  • Resource directory
  • Resource Directory The Guide has drawn on the following resources: Books Jennifer Moon, 1999, Reflection in Learning and Professional Development: Theory and Practice (London: Kogan Page). Donald Schön, 1991. The Reflective Turn: Case Studies In and On Educational Practice (New York: Teachers College, Columbia University). James R. Zull, 2002, The Art of Changing the Brain (Sterling, VA: Stylus). Publications and Reports “Careers, Transferable Skills, Progress Files: Guidance for Tutors”, 2003, Senior Tutors’ Committee, University of Cambridge. “Community Engagement Report, 2003-2004”, 2004, University of Cambridge. David Gough et. al, 2003, “A Systematic Map and Synthesis Review of the Effectiveness of Personal Development Planning for Improving Student Learning.” The EPPI-Centre, Social Science Research Unit, Institute of Education, University of London. Funded by the Generic Centre of the LTSN. The Keynote Project 2002, The Nottingham Trent University, The London Institute and The University of Leeds. Funded under the Fund for the Development of Teaching and Learning by the Higher Education Funding Council for England and the Department for Employment and Learning. “Making the Most of your Year Abroad: The Personal Development Portfolio”, 2003, French Department, University of Liverpool. “Undergraduate Skills Record,” 2002, ed. by Kristy MacDonald, Royal Society of Chemistry. “Widening Horizons: Progress File Achievement Planner”, 2002, DfES. 57

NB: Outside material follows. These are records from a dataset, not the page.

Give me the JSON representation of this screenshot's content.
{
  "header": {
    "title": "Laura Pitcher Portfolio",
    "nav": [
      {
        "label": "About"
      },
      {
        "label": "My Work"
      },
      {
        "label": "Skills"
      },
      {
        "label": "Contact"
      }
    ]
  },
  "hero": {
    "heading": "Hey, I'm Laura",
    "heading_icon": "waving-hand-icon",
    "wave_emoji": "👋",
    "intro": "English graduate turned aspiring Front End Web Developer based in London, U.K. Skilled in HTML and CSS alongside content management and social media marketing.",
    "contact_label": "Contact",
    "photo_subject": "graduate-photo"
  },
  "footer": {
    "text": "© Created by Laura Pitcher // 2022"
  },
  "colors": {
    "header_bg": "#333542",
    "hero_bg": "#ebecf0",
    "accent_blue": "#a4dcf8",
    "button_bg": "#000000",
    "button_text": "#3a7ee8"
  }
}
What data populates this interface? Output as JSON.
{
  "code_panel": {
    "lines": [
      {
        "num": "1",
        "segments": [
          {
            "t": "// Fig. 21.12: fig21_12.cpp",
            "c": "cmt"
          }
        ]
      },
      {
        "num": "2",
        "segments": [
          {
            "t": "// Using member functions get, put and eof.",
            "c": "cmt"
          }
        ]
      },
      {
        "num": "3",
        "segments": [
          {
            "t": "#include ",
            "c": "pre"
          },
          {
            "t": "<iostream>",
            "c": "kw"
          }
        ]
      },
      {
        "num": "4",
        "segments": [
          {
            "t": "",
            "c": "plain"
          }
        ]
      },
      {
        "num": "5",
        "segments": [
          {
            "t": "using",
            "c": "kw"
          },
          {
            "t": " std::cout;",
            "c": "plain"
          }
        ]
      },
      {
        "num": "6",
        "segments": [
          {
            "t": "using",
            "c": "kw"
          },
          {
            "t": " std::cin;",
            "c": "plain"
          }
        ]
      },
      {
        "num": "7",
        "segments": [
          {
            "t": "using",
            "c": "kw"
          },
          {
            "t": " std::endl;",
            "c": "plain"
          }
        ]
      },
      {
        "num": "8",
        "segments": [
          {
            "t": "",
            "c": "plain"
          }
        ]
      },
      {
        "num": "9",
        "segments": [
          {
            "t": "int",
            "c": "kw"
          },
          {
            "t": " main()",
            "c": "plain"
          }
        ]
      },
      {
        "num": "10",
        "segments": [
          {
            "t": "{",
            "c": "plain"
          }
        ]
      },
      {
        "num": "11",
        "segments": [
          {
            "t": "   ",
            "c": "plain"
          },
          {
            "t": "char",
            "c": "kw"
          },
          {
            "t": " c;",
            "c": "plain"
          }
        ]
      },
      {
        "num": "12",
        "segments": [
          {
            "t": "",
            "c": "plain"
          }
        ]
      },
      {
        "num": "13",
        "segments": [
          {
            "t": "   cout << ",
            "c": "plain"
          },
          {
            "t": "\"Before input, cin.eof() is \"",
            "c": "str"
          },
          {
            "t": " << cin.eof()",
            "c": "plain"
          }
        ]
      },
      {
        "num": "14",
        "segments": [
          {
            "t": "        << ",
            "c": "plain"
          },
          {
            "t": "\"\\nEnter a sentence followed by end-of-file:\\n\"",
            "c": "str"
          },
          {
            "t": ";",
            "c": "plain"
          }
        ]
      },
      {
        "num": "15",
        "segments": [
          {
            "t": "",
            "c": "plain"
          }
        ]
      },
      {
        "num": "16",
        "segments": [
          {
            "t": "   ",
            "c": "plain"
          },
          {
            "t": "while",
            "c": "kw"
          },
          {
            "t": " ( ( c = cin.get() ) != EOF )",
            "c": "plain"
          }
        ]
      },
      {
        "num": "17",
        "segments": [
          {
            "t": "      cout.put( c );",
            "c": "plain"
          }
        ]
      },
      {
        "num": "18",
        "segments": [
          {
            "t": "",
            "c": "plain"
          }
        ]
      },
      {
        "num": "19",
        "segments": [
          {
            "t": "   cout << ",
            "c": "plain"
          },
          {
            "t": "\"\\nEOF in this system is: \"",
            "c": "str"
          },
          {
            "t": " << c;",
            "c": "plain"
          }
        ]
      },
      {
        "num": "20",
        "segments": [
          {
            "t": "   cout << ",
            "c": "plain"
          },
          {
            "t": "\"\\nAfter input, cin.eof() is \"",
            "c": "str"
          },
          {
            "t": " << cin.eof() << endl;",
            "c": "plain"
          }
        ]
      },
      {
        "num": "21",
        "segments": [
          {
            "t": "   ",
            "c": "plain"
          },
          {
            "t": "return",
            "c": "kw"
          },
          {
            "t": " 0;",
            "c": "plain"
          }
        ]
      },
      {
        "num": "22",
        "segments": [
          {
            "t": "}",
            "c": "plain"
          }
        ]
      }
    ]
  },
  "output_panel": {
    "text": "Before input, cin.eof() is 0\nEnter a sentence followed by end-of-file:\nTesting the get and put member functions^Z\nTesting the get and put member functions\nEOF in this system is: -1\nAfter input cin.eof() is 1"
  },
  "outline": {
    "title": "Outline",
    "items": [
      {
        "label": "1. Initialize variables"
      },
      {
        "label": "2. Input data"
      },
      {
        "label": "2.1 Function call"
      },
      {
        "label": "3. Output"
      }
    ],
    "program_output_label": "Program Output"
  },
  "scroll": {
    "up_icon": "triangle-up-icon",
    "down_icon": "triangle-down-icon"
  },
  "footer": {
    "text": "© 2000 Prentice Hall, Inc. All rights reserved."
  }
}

  • Websites Helen Barrett, electronicportfolios.org. http://electronicportfolios.org/ Centre for Recording Achievement. www.recordingachievement.org/ Careers Service, University of Cambridge. www.careers.cam.ac.uk/ Careers Services at Virginia Polytechnic and State University. www.career.vt.edu/JOBSEARC/interview/Behavioral.htm Nottingham Law School, The University of Nottingham. www.ukcle.ac.uk/resources/reflection/ching.html “Questions to Think About”, Career Center, Tennessee State University: www.tnstate.edu/careers/info7.htm Quintessential Careers: www.quintcareers.com/ 58
  • Credits The Personal Development Planning (PDP) Project is sponsored by the Senior Tutors’ Education Standing Committee, and was managed by the Education Section of the Academic Division, University of Cambridge. The PDP Project was funded under the Teaching Quality Enhancement Fund by the Higher Educational Funding Council for England. For more information, contact: Catherine Howell Centre for Applied Research in Educational Technologies (CARET) 16 Mill Lane Cambridge CB2 1SB Telephone: 01223 765040 Email: info@caret.cam.ac.uk Web: www.caret.cam.ac.uk/ © University of Cambridge 2005